## What is being asked
In the data below, find each line that contains the word "this" and copy it.

Data records for software interfaces
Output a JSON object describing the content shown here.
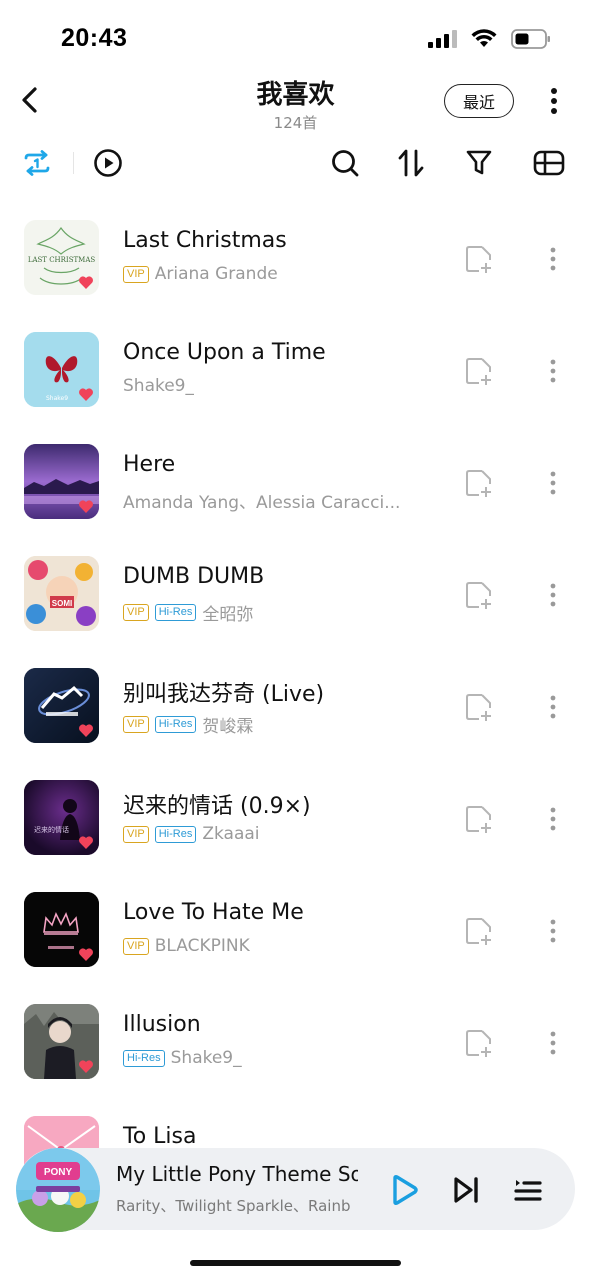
{
  "status_bar": {
    "time": "20:43"
  },
  "header": {
    "title": "我喜欢",
    "count": "124首",
    "recent_label": "最近"
  },
  "songs": [
    {
      "title": "Last Christmas",
      "badges": [
        "VIP"
      ],
      "artist": "Ariana Grande",
      "cover": "cover-last-christmas"
    },
    {
      "title": "Once Upon a Time",
      "badges": [],
      "artist": "Shake9_",
      "cover": "cover-once-upon-a-time"
    },
    {
      "title": "Here",
      "badges": [],
      "artist": "Amanda Yang、Alessia Caracci...",
      "cover": "cover-here"
    },
    {
      "title": "DUMB DUMB",
      "badges": [
        "VIP",
        "Hi-Res"
      ],
      "artist": "全昭弥",
      "cover": "cover-dumb-dumb"
    },
    {
      "title": "别叫我达芬奇 (Live)",
      "badges": [
        "VIP",
        "Hi-Res"
      ],
      "artist": "贺峻霖",
      "cover": "cover-bie-jiao"
    },
    {
      "title": "迟来的情话 (0.9×)",
      "badges": [
        "VIP",
        "Hi-Res"
      ],
      "artist": "Zkaaai",
      "cover": "cover-chi-lai"
    },
    {
      "title": "Love To Hate Me",
      "badges": [
        "VIP"
      ],
      "artist": "BLACKPINK",
      "cover": "cover-love-to-hate-me"
    },
    {
      "title": "Illusion",
      "badges": [
        "Hi-Res"
      ],
      "artist": "Shake9_",
      "cover": "cover-illusion"
    },
    {
      "title": "To Lisa",
      "badges": [],
      "artist": "",
      "cover": "cover-to-lisa"
    }
  ],
  "mini_player": {
    "title": "My Little Pony Theme So",
    "artist": "Rarity、Twilight Sparkle、Rainb",
    "cover": "cover-my-little-pony"
  },
  "colors": {
    "vip": "#d9a520",
    "hires": "#2e9bd6",
    "heart": "#f0435a",
    "active_tab": "#1fa7e8",
    "mini_player_bg": "#eef0f3"
  }
}
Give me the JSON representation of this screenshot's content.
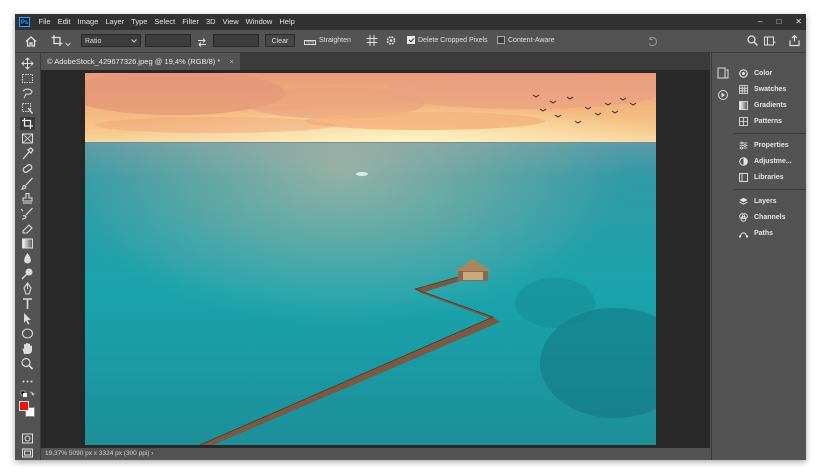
{
  "menubar": {
    "logo": "Ps",
    "items": [
      "File",
      "Edit",
      "Image",
      "Layer",
      "Type",
      "Select",
      "Filter",
      "3D",
      "View",
      "Window",
      "Help"
    ],
    "controls": [
      "–",
      "□",
      "✕"
    ]
  },
  "options": {
    "ratio_value": "Ratio",
    "clear_label": "Clear",
    "straighten_label": "Straighten",
    "delete_cropped_label": "Delete Cropped Pixels",
    "delete_cropped_checked": true,
    "content_aware_label": "Content-Aware",
    "content_aware_checked": false
  },
  "document": {
    "tab_title": "© AdobeStock_429677326.jpeg @ 19,4% (RGB/8) *",
    "close": "×"
  },
  "status": {
    "text": "19,37%    5090 px x 3324 px (300 ppi)    ›"
  },
  "panels": {
    "group1": [
      "Color",
      "Swatches",
      "Gradients",
      "Patterns"
    ],
    "group2": [
      "Properties",
      "Adjustme...",
      "Libraries"
    ],
    "group3": [
      "Layers",
      "Channels",
      "Paths"
    ]
  },
  "colors": {
    "foreground": "#e8170e",
    "background": "#ffffff"
  }
}
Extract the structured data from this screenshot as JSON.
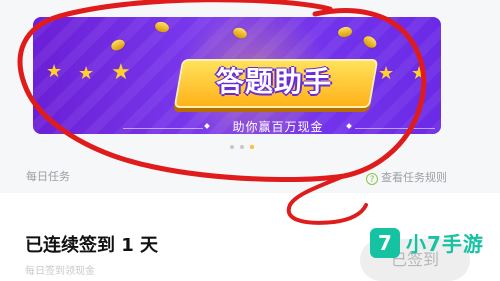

## Result of the exercise
Give me the JSON representation of this screenshot's content.
Extract the structured data from this screenshot as JSON.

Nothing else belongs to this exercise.